There must be a concerted efforts at ensuring that rice for the region is placed in the special product list or sensitive product line of the WTO even as the whole world is moving to Hong Kong for the ministerial come December The lessons of Cancun must not be forgotten in a hurry – rice farmers freedom is possible There must be the political will on the part of governments to effectively implement support policies to rice farmers to the letter. This must however be done government avoiding policy reversals and inconsistencies that drain the purse of tax payers funds The Parliaments in the region must awake to realities and give supportive legislations to local farmers as it is in the developed economies where the legislature does not allow the executive to tamper with the welfare of farmers, and this in recognition of the fact that they voted them to power. Law makers must formulate anti- dumping legislation and develop a credible plan to address the commodity crisis so that farmers can receive fair returns for their rice.

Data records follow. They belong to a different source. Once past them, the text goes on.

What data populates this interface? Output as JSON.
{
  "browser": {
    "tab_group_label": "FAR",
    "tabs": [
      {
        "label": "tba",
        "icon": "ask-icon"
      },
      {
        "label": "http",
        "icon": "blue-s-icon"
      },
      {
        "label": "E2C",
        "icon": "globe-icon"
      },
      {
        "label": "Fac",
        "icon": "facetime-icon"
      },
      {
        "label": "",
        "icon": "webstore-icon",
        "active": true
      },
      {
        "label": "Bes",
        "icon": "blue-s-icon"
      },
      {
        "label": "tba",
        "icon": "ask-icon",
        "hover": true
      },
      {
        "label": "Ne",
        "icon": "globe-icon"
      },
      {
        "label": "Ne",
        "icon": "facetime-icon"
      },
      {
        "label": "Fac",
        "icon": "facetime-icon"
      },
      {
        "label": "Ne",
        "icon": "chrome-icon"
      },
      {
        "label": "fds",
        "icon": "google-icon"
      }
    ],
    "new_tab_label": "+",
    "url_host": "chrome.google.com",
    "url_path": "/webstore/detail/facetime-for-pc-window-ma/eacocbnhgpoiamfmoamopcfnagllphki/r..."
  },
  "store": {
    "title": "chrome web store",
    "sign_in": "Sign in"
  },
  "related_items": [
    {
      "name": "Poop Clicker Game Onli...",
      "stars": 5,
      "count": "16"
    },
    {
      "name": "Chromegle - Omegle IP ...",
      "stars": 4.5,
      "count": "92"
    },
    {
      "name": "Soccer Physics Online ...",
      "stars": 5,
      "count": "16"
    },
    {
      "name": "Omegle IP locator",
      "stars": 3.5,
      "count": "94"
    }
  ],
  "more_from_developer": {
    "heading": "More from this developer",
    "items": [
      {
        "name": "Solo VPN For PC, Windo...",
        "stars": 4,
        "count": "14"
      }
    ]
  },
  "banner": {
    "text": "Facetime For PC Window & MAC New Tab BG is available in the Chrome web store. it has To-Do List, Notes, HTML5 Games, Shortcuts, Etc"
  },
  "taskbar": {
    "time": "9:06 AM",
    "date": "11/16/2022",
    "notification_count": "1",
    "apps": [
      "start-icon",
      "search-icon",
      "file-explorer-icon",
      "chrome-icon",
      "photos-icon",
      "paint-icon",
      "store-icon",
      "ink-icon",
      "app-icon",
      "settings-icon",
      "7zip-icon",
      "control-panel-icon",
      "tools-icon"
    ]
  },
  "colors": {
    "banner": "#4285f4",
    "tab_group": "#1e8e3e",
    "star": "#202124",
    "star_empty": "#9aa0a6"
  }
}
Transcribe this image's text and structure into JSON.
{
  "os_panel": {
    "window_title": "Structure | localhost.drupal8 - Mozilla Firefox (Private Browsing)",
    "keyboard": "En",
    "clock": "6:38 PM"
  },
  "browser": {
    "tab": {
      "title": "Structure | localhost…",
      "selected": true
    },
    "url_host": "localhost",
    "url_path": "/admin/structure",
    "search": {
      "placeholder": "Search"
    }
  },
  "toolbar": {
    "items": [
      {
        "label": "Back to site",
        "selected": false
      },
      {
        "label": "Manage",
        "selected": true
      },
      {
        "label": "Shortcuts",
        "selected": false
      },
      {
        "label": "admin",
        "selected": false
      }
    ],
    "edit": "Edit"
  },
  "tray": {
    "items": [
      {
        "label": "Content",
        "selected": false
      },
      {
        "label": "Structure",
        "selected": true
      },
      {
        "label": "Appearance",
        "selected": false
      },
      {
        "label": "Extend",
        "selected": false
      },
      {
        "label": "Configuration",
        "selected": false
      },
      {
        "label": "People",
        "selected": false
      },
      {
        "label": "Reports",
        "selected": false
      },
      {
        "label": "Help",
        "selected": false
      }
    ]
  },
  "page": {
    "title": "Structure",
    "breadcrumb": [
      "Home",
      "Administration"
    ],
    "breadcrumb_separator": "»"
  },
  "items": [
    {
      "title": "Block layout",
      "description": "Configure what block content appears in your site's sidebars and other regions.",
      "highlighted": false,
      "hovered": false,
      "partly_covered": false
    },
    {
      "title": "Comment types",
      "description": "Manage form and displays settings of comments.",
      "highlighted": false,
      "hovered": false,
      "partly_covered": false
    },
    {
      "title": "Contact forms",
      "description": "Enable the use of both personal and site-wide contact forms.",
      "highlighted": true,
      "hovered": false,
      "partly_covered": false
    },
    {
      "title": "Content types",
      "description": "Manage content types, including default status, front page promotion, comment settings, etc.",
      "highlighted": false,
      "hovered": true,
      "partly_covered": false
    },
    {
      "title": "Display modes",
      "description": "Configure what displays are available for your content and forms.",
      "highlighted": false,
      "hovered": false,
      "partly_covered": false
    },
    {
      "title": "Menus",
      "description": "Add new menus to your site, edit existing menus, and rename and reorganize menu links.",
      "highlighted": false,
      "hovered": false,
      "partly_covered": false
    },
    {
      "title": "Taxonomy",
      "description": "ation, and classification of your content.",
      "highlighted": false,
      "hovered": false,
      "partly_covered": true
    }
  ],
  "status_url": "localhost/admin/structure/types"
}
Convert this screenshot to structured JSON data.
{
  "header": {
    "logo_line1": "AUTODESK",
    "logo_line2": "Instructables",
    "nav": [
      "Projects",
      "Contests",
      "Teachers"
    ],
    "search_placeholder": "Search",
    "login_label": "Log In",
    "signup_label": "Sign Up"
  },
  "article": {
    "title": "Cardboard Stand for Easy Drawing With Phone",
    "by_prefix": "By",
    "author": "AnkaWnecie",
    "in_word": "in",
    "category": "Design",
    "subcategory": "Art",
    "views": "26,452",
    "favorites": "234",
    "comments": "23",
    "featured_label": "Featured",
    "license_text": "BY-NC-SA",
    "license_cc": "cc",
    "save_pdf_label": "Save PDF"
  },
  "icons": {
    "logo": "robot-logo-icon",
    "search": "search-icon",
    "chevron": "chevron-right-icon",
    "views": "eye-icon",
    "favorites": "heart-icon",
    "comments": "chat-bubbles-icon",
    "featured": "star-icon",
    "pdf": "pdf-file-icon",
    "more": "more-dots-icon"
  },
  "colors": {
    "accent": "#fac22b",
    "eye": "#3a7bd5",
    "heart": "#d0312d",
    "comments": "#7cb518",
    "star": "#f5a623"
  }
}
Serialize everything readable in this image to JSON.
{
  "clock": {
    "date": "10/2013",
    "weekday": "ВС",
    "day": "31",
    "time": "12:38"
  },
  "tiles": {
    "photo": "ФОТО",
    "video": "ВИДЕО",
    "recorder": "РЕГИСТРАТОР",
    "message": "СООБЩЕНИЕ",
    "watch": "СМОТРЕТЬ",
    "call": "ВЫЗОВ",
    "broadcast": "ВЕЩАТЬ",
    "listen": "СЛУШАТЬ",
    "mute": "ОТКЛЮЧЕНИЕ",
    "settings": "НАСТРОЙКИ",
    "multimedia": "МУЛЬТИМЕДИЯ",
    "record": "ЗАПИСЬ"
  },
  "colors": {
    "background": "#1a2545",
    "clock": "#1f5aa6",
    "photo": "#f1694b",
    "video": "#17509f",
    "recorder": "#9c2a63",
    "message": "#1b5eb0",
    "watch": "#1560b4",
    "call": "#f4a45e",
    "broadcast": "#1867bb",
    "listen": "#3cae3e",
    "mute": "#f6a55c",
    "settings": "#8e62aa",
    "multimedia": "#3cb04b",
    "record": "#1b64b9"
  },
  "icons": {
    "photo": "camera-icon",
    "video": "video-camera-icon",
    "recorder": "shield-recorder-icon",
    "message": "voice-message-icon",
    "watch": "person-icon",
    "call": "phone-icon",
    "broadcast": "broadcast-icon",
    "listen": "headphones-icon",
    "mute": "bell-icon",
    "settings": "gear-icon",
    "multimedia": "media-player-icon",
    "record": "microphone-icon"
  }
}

We must continue the fight against subsidy by the West, but if the continue, there is no crime on our part in subsidizing our local production of rice if the funds are there (and it should be there after all rice constitutes a staple food for which we spend millions importing every year), if the US and the EU among others are heavily subsidizing their local production of rice. It is only when Nigeria subsidizes petrol cost that the World Bank and IMF would signal foul to subsidy. EPA in almost all its ramification is deadly to the economy of West Africa with regard to our agricultural products where we posses the only comparative advantage. We must discontinue with the negotiation in its present form that does not recognize non reciprocity, trade preference and safeguard measures which are tools abinitio recognized by the same WTO. We cannot afford the consequences of opening up our borders to influx of goods and unrestrained import surge.
In the same vein, a CET put in place for the region even at the present fifth tariff band of 50% which Nigeria is currently requesting is not enough to protect our rice and other agricultural commodities sector; we must therefore look for a higher protective tariff. Conclusion RICE can help our economies if we have the will to play complementary roles at holding our governments in the demand to go back to agriculture as a sector to sustain our future.
If an ECOWAS CET is imperative at this time, then we must begin to reflect on: (i)what are the most important agricultural sector or sub-sector that will be affected by this partnership? (ii)What are the disaggregated roles of men and women involved in this trade who will be affected? (iii)Who are the people (especially women and youths) that will be affected by this pact and what remedy or restitution is available? (iv)What are the major impacts of the tariff abolishment? (v)Why must we abolish or reduce tariff especially with the emergence of EPA (vi)At the entrance of EPA it started preaching integration, what is the dimension of such integration? Is it for regional integrations in term of sub regional integration or the pressured so-called integration within the global economy? (vii)Is it possible to dwell in CET for the sub-region and refusing EPA? (viii)What then are the implications of a CET adopted to facilitate EPA?